Give back each record precisely, pictures excluded.

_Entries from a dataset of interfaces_
Start of Block
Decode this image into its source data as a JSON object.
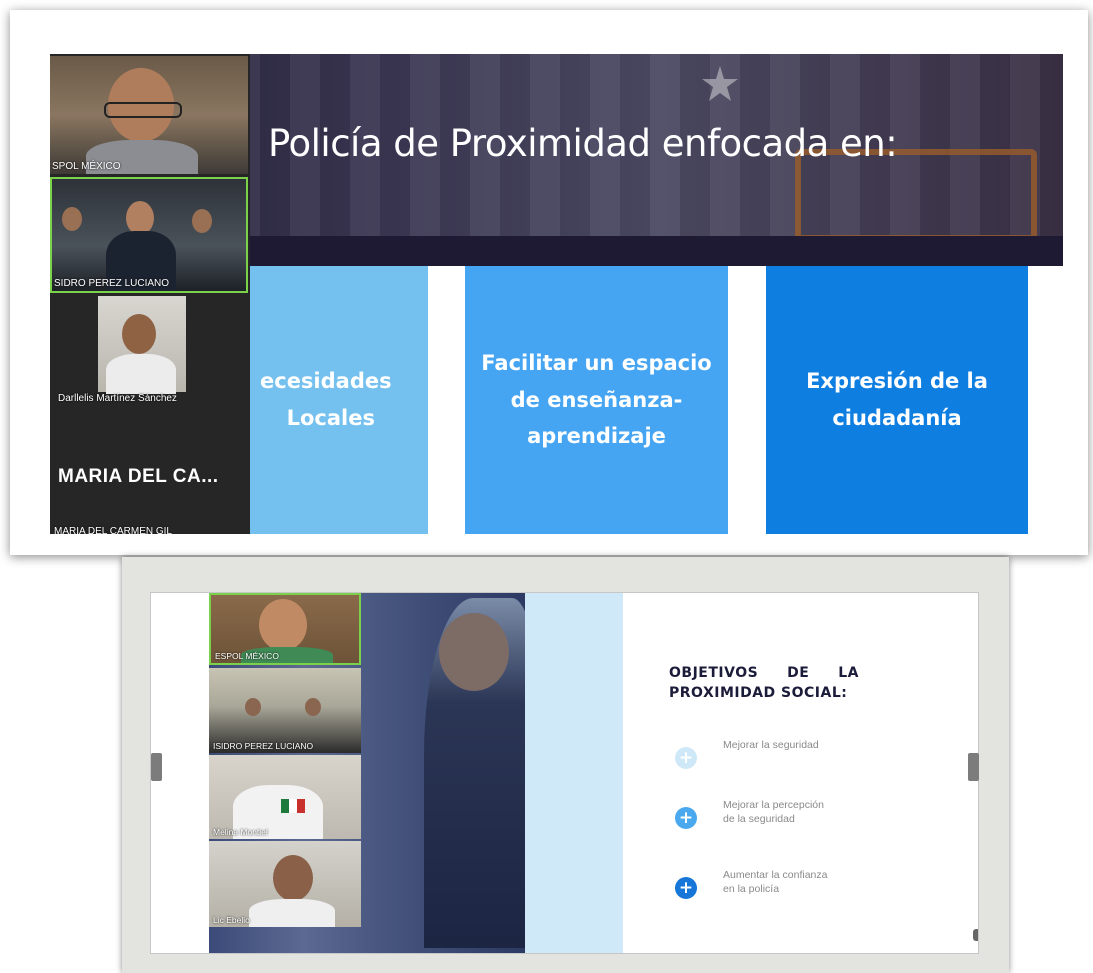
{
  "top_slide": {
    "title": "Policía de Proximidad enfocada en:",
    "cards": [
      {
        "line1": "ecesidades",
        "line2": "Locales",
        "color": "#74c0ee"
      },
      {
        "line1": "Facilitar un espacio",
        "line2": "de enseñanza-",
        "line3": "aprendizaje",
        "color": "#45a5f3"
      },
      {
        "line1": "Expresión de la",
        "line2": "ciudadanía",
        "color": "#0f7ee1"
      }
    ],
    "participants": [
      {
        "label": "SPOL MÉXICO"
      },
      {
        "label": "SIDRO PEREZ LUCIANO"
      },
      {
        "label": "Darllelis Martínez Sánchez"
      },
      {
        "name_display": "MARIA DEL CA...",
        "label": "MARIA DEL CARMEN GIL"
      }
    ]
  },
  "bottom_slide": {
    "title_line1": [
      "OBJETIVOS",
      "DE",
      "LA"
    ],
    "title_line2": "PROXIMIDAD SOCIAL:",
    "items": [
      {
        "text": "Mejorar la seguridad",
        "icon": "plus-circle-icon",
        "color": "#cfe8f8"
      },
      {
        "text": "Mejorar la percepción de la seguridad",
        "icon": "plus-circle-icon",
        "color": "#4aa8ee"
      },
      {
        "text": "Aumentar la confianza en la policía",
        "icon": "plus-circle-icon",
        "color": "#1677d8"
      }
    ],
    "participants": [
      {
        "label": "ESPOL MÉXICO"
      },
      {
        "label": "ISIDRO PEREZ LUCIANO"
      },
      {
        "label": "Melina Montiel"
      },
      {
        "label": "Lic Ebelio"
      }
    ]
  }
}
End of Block
_Response to this task_
Decode this image into its source data as a JSON object.
{
  "top_slide": {
    "title": "Policía de Proximidad enfocada en:",
    "cards": [
      {
        "line1": "ecesidades",
        "line2": "Locales",
        "color": "#74c0ee"
      },
      {
        "line1": "Facilitar un espacio",
        "line2": "de enseñanza-",
        "line3": "aprendizaje",
        "color": "#45a5f3"
      },
      {
        "line1": "Expresión de la",
        "line2": "ciudadanía",
        "color": "#0f7ee1"
      }
    ],
    "participants": [
      {
        "label": "SPOL MÉXICO"
      },
      {
        "label": "SIDRO PEREZ LUCIANO"
      },
      {
        "label": "Darllelis Martínez Sánchez"
      },
      {
        "name_display": "MARIA DEL CA...",
        "label": "MARIA DEL CARMEN GIL"
      }
    ]
  },
  "bottom_slide": {
    "title_line1": [
      "OBJETIVOS",
      "DE",
      "LA"
    ],
    "title_line2": "PROXIMIDAD SOCIAL:",
    "items": [
      {
        "text": "Mejorar la seguridad",
        "icon": "plus-circle-icon",
        "color": "#cfe8f8"
      },
      {
        "text": "Mejorar la percepción de la seguridad",
        "icon": "plus-circle-icon",
        "color": "#4aa8ee"
      },
      {
        "text": "Aumentar la confianza en la policía",
        "icon": "plus-circle-icon",
        "color": "#1677d8"
      }
    ],
    "participants": [
      {
        "label": "ESPOL MÉXICO"
      },
      {
        "label": "ISIDRO PEREZ LUCIANO"
      },
      {
        "label": "Melina Montiel"
      },
      {
        "label": "Lic Ebelio"
      }
    ]
  }
}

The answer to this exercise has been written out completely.